When Paul writes in 2 Cor. 1:20 that ‘all the promises of God in Him are Yes, and in Him Amen to the glory of God through us,’ he is not referring to what we ask for.
Truth is freeing, but also frightening. In an age of political correctness, it is more appealing and deceptively rewarding to merely let truth slide under the rug, wear a smile on the street than invite conflict to your corner. The consequences of neglecting reality vary, from temporal to eternal.
One of the most formative theological books I ever read is Luther’s De Servo Arbitrio or merely The Bondage of the Will. You may accuse Luther of barbaric arrogance, to which he would humbly admit, but you cannot fail to concede to the forcefulness of the argument he makes in this masterpiece.

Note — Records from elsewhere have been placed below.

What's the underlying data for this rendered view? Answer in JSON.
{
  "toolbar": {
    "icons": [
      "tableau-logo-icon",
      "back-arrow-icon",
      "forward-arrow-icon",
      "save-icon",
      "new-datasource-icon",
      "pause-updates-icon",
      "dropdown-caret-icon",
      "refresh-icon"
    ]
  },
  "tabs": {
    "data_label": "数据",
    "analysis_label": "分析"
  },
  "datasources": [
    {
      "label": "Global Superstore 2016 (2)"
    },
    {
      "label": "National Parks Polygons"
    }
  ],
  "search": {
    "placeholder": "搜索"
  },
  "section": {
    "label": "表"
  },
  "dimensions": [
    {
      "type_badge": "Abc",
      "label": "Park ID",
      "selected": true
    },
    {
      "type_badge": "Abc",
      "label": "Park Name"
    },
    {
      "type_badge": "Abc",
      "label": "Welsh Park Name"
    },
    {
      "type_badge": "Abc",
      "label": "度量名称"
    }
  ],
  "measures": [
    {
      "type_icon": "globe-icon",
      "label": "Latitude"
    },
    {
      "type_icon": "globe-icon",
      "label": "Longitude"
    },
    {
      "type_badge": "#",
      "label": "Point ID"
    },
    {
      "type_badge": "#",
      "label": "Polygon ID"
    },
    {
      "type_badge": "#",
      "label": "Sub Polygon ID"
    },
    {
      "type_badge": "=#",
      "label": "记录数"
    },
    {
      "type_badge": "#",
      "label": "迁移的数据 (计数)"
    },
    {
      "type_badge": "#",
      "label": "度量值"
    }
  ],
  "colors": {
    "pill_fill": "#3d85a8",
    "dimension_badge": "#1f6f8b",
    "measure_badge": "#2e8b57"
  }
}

This last Sunday, while preaching on 1 John 2:3-14, Pastor Bobby (of North Shore Community Baptist Church in Beverly South Hamilton MA) hinted on how Christianity (and the gospel) does not offer us just another item to add to the list of activities we already have. He mentioned that for most people, the invitation to a personal relationship with God looks just like that, an additional item on their ‘to-do-list.’
A reader of my blog asked me to do a simple write-up about deliverance. Not that this topic is so simple as to be exhausted in a couple of words, for ‘deliverance’ can mean different things depending on who uses it and how.
It is often said, and more rightly so that those who don’t know history are poised to repeat it. Often, the problems we struggle with today have been before, and we grow in wisdom by looking back at how our forefathers resolved them. The theological and ecclesiastical problems the modern church faces today are not new, as we will see.
The International Youth Fellowship (IYF), is an international organization founded by Ock Soo Park in 1995, in South Korea, as an international organization ‘that takes full charge of problems of the youth’. The roots of this organization go back to the July 1995’s the ‘first South Korea-U.S Combined Youth Camp’, according to their official website iyf.org.
Relativism always begins with an appearance of wisdom. ‘Has God indeed said?’ (Gen 3:1). Relativism is the craftiest demonstration of folly. It questions the absolute truth of God, thereby relativizing His absolute decrees. ‘Has God said?’ is another way of saying, subtly ‘that is God’s opinion, I have my own which differs from His, and you know what; so, should you too!’
A brother, who reads my blog from Tanzania wrote to me asking about the uniqueness of Jesus when contrasted with every other religious figure, and why He is worthy to be followed. In response I have thought right to write a series of articles addressing this question. I hope this proves helpful for many. These articles will not be exhaustive, but in them I hope to will stir up serious thought, that culminates in a personal relationship with Christ as Lord and Savior.